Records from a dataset
______________________________

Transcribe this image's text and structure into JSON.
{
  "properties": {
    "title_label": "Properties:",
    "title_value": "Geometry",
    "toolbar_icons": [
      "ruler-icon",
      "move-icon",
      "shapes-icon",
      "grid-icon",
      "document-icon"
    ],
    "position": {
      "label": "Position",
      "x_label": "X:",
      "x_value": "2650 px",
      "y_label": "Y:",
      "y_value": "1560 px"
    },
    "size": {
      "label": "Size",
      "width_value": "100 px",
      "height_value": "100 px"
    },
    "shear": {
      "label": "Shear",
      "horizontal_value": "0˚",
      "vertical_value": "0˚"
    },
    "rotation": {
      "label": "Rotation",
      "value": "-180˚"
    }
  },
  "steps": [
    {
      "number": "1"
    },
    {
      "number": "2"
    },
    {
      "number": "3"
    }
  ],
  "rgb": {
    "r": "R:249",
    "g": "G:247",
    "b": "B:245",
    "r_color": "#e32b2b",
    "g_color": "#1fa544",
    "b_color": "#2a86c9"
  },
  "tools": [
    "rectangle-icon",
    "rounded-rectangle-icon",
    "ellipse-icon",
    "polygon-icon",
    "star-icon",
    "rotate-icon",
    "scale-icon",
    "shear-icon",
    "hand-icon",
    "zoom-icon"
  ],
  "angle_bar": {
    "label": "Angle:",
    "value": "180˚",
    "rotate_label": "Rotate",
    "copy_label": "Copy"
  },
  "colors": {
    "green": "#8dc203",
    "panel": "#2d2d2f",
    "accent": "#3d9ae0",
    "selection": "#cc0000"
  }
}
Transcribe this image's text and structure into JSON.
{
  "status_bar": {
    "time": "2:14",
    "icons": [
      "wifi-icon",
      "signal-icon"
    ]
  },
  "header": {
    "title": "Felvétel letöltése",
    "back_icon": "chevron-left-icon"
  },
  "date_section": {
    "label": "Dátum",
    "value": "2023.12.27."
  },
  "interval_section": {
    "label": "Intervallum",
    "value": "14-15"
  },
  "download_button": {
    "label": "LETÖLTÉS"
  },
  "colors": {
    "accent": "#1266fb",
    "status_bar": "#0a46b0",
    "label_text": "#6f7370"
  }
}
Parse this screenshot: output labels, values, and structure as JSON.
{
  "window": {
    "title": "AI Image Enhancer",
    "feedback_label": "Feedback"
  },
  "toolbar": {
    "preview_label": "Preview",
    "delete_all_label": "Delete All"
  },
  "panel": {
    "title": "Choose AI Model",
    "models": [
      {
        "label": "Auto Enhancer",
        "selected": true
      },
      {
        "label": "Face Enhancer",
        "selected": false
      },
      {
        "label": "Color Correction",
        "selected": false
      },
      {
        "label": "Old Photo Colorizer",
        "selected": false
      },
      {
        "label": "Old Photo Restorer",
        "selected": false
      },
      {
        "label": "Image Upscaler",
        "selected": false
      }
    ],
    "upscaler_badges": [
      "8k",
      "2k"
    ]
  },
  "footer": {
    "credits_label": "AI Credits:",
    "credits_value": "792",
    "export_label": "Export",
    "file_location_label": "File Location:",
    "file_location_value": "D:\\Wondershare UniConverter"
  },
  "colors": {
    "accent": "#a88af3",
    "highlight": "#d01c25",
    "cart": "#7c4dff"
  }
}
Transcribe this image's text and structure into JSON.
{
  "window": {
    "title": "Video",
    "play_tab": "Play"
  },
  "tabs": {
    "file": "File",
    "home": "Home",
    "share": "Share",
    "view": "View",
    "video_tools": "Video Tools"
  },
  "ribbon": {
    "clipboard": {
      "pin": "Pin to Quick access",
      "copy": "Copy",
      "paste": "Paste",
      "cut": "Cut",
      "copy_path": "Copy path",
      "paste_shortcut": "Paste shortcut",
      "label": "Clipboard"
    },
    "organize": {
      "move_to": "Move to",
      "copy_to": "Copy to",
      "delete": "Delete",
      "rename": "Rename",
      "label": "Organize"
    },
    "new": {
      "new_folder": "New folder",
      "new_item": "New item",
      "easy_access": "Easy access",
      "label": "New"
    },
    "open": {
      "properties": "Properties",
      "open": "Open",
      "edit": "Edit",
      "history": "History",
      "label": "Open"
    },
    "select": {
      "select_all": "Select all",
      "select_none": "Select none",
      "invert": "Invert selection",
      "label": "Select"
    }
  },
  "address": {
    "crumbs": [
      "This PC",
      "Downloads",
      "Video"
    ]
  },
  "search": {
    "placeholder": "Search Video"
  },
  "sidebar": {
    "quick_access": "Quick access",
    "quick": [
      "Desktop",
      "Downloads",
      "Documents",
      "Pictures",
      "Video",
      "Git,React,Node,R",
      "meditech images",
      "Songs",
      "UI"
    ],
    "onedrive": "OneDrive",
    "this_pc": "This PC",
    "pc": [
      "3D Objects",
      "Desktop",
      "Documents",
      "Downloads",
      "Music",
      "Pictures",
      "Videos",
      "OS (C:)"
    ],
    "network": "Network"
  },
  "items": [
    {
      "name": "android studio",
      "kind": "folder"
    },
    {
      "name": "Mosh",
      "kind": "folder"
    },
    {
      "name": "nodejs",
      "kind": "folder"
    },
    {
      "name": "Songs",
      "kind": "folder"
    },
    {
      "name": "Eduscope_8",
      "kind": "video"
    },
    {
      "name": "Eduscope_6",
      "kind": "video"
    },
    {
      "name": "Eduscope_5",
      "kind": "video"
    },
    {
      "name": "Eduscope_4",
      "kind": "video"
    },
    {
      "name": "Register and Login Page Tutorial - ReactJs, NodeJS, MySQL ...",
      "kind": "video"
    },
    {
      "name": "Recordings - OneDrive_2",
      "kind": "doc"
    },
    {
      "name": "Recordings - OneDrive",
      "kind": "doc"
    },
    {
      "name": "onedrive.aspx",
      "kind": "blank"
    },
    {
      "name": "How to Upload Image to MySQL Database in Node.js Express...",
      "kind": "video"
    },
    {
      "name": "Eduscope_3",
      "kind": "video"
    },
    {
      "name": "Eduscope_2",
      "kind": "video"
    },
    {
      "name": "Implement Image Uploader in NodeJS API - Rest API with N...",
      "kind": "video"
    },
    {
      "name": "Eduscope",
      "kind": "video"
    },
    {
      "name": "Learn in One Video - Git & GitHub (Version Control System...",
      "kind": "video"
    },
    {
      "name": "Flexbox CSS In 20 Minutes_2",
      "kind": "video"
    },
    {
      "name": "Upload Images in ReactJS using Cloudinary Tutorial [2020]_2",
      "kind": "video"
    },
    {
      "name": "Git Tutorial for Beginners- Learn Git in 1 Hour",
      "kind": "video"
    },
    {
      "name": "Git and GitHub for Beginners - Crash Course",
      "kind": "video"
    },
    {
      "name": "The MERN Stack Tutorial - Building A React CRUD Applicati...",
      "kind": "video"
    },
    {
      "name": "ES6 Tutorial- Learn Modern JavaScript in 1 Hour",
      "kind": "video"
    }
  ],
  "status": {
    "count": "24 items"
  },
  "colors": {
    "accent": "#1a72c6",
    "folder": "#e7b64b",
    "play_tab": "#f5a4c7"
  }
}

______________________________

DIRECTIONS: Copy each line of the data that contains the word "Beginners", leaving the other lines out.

RESPONSE TO THE EXERCISE:
      "name": "Git Tutorial for Beginners- Learn Git in 1 Hour",
      "name": "Git and GitHub for Beginners - Crash Course",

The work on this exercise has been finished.